The charming speakeasy below Natalie's Coal-Fired Pizza is quickly becoming Columbus' worst kept secret.
“Page 166,” our hostess says as she hands us a pair of books and leads us to a wooden booth. We slide in and flip open the copies of Toni Morrison and Mark Twain to find a menu tucked into the aforementioned page. “Don't forget the secret menu,” she adds, pointing to the back of the book. Inside the back cover is a library card slipped inside a manila pocket with food and drink specials stamped on it.
That's our quirky introduction to The Light of Seven Matchsticks, an underground enclave that playfully shrouds itself in secrecy like a Prohibition-era cocktail bar. This speakeasy located below Natalie's Coal-Fired Pizza & Live Music gets its name from a fictional book in the film “Moonrise Kingdom,” and if you're familiar with the lighthearted kitsch of a Wes Anderson movie set, you'll understand the vibe.
To access the bar, take the cement staircase next to the front door at Natalie's. On busy nights, you're supposed to knock and wait for entry, but on a casual Thursday evening, we pulled the door open and were welcomed to a table.
The establishment may be new, but the space feels lovingly dated. Maybe it's the small collection of old books on the shelves, maybe it's the low lighting, or maybe it's the Formica tiles underfoot, reminiscent of old elementary school floors. Another amusing quirk: If you're waiting without a table, you can order a drink by filling out an index card and slipping it through a mail slot. Bartenders will prepare your drink and hand it through a small window.

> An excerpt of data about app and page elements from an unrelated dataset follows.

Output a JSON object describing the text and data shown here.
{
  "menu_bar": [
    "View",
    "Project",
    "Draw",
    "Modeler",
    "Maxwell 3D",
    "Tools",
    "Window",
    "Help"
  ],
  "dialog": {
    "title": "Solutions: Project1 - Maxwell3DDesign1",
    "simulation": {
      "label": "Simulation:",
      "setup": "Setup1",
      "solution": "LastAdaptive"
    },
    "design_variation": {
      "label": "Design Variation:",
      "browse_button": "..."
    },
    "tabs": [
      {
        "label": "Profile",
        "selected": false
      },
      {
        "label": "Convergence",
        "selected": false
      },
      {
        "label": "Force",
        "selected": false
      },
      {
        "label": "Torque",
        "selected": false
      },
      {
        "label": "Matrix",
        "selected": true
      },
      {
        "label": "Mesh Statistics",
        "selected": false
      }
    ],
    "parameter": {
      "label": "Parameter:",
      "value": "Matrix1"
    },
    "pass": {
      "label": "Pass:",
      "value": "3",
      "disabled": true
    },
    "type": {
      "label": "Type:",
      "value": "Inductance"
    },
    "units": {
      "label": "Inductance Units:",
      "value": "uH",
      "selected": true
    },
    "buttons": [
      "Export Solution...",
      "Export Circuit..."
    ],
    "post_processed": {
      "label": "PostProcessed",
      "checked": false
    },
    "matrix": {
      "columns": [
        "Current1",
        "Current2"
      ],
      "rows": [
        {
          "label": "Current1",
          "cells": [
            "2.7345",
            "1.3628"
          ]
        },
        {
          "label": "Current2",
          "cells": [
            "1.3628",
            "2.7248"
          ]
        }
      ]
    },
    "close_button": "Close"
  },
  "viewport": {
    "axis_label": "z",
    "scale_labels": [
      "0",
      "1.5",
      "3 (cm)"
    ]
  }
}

The opening pages of the cocktail menu feature house specialties—categorized under “Profound Dream State for the Adventuresome of Spirit”—that have flowery names like Exit through the Blue Light ($12) and English on a Green-Broke Horse ($12). I recommend Garlic is Better Than Seven Mothers ($10), an interesting mixture of Plymouth Gin, Suze, lemon, simple syrup, soda and a black garlic tincture. The drink varies between sweet, herbal and sour, with a bitter edge from the black garlic that appears right at the end.
The cocktail menu also includes classics like the pisco sour ($10), Old-Fashioned ($10) and Last Word ($11), as well as a respectable selection of red and white wines, three craft beers and four Rambling House sodas on tap.
Chef Matthew Alter's small food menu includes elevated bar snacks like housemade jerky and duck fat popcorn, plus hot and cold dishes and a couple sweets. The Singapore noodles ($10) provide a spicy counterpart to the garlicky Seven Mothers drink. The dish layers noodles with cabbage, snap peas, shiitake mushrooms, leeks, sprouts and cilantro; I highly suggest adding the creamy 64-degree egg for $1.50 more.
Diehard cocktail aficionados and even casual bar-goers should plan an outing to The Light of Seven Matchsticks. The creative libations and bar bites are reason enough to visit, and the underground location and kitschy décor are icing on the cake.